TASK GOAL
Extract from the listing each line in which the word "stem" appears.

SUPPLIED ENTRIES

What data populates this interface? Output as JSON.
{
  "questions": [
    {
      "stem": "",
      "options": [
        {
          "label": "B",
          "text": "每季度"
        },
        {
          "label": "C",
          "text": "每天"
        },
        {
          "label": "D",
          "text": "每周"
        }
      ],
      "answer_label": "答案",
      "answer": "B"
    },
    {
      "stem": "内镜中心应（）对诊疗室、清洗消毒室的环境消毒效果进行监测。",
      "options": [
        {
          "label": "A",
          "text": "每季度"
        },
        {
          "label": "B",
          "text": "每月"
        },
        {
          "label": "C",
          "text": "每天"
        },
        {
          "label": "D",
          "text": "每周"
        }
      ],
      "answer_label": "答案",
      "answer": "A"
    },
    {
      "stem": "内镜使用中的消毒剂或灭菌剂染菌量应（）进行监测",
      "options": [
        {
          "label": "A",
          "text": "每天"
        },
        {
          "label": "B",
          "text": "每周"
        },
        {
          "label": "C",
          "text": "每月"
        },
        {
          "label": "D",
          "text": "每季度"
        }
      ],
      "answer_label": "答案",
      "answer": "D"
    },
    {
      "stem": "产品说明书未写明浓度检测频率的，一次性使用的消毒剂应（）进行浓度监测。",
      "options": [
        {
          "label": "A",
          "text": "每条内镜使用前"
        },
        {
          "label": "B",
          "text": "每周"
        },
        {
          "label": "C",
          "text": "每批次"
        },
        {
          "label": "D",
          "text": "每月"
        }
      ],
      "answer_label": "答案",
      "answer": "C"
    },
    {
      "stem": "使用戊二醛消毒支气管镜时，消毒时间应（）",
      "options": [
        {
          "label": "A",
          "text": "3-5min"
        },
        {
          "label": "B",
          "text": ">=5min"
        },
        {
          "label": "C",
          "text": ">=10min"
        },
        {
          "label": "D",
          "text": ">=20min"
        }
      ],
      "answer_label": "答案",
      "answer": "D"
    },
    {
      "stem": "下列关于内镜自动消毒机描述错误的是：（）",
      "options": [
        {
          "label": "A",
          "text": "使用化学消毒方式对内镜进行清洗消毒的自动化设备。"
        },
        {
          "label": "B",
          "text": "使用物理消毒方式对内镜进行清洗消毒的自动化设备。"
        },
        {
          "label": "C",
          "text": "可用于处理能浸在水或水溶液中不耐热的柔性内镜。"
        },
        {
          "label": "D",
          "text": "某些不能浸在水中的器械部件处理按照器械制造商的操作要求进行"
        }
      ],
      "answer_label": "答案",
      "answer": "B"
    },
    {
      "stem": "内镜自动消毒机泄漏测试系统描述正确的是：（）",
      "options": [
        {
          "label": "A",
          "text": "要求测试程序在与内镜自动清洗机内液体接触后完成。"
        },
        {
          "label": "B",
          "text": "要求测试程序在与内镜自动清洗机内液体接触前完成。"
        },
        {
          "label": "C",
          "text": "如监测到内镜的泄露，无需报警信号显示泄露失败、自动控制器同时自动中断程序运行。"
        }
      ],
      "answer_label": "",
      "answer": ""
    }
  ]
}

FINAL ANSWER
      "stem": "",
      "stem": "内镜中心应（）对诊疗室、清洗消毒室的环境消毒效果进行监测。",
      "stem": "内镜使用中的消毒剂或灭菌剂染菌量应（）进行监测",
      "stem": "产品说明书未写明浓度检测频率的，一次性使用的消毒剂应（）进行浓度监测。",
      "stem": "使用戊二醛消毒支气管镜时，消毒时间应（）",
      "stem": "下列关于内镜自动消毒机描述错误的是：（）",
      "stem": "内镜自动消毒机泄漏测试系统描述正确的是：（）",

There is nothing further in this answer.